Task brief -
Lines with the word "structured": copy all of them from the entries below.

Input material -
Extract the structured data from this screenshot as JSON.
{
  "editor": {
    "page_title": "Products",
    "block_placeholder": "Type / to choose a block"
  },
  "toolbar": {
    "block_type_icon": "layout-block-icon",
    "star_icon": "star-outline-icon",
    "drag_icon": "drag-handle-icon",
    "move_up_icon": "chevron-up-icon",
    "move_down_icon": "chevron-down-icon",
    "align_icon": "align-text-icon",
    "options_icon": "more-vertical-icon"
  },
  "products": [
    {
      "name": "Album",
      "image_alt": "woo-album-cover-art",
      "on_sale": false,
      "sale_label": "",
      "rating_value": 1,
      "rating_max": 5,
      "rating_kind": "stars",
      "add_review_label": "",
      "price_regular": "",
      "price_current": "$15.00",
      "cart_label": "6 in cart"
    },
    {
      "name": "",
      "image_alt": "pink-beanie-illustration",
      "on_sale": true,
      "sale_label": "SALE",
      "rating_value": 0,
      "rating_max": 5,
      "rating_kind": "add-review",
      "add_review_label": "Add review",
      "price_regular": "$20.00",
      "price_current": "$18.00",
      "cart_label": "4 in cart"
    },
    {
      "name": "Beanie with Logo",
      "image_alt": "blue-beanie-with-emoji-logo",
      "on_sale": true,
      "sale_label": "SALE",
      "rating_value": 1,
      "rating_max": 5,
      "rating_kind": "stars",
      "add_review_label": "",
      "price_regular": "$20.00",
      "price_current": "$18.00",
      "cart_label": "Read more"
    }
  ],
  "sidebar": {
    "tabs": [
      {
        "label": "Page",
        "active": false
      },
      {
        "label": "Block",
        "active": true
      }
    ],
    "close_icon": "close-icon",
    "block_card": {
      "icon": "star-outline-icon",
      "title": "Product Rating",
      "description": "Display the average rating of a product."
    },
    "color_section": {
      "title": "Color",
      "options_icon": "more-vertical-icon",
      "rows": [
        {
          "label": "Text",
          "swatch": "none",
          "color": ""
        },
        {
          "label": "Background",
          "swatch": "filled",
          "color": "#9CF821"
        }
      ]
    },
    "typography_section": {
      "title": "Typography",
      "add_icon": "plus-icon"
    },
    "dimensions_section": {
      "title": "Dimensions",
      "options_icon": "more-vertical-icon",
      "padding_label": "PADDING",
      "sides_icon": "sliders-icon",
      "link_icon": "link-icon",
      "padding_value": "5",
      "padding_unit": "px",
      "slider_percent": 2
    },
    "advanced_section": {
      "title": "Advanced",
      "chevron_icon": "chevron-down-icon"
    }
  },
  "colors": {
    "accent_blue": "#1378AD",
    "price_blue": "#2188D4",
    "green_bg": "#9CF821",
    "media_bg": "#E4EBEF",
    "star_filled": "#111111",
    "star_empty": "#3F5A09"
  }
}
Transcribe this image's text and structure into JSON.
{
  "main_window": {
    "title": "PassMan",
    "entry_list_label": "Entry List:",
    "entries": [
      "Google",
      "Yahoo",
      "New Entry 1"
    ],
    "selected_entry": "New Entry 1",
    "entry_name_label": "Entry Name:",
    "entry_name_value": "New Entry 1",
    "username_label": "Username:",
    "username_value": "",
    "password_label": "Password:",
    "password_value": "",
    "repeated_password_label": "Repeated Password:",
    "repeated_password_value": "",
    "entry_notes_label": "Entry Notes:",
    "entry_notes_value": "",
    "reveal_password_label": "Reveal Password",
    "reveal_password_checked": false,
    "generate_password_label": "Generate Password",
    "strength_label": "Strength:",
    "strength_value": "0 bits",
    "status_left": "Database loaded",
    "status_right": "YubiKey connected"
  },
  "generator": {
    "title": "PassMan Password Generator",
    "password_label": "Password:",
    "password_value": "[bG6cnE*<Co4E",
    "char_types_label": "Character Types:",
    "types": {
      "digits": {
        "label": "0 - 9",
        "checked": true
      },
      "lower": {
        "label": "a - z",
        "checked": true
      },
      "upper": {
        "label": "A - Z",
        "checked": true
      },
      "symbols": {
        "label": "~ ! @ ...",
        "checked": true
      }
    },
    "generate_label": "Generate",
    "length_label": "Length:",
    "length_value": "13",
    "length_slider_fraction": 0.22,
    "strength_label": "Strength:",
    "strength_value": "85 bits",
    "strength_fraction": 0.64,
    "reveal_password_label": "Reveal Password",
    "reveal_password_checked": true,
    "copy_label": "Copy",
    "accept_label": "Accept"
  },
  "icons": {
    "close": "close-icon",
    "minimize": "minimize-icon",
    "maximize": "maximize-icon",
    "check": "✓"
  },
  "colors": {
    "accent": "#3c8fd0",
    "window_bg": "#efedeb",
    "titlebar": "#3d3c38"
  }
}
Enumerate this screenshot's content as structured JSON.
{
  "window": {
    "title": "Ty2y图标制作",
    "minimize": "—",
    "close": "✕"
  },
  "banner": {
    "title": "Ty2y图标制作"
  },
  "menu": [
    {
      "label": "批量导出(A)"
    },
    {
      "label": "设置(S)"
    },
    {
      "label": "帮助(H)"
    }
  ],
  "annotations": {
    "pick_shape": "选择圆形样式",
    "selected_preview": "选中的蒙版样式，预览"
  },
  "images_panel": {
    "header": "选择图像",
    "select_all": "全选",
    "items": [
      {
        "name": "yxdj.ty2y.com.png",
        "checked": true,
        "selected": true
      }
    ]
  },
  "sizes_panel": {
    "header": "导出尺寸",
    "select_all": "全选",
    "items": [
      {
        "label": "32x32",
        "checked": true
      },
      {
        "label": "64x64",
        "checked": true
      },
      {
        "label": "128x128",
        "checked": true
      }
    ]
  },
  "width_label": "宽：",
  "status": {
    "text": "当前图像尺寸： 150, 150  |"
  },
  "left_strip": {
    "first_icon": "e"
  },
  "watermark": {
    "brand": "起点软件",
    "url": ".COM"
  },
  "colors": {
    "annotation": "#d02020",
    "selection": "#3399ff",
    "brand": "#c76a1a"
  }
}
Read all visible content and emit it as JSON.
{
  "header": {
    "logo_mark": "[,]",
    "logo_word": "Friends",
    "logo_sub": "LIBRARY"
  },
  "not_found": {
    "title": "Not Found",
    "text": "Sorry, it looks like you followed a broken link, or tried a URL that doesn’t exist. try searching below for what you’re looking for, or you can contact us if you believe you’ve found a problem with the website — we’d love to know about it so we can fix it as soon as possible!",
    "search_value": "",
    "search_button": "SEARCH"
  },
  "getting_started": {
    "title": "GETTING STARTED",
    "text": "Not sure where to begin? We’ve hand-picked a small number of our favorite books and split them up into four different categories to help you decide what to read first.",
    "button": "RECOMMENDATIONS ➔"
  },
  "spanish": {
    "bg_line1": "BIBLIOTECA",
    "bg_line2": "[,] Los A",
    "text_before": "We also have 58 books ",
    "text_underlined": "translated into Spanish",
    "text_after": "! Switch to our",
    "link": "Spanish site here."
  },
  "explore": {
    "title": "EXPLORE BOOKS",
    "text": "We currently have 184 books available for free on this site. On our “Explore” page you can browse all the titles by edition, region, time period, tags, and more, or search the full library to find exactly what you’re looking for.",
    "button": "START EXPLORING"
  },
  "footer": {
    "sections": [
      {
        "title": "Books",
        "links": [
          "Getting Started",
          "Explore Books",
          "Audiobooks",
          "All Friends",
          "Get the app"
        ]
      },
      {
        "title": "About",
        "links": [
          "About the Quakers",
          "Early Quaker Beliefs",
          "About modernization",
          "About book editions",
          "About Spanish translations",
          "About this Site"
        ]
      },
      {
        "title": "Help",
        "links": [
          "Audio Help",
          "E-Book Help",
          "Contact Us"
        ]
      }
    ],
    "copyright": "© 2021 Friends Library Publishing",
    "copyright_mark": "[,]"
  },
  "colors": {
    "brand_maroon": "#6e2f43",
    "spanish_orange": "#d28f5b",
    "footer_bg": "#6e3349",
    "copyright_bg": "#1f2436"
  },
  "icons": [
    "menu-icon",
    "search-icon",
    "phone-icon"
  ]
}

Solution to the exercise -
Extract the structured data from this screenshot as JSON.
Enumerate this screenshot's content as structured JSON.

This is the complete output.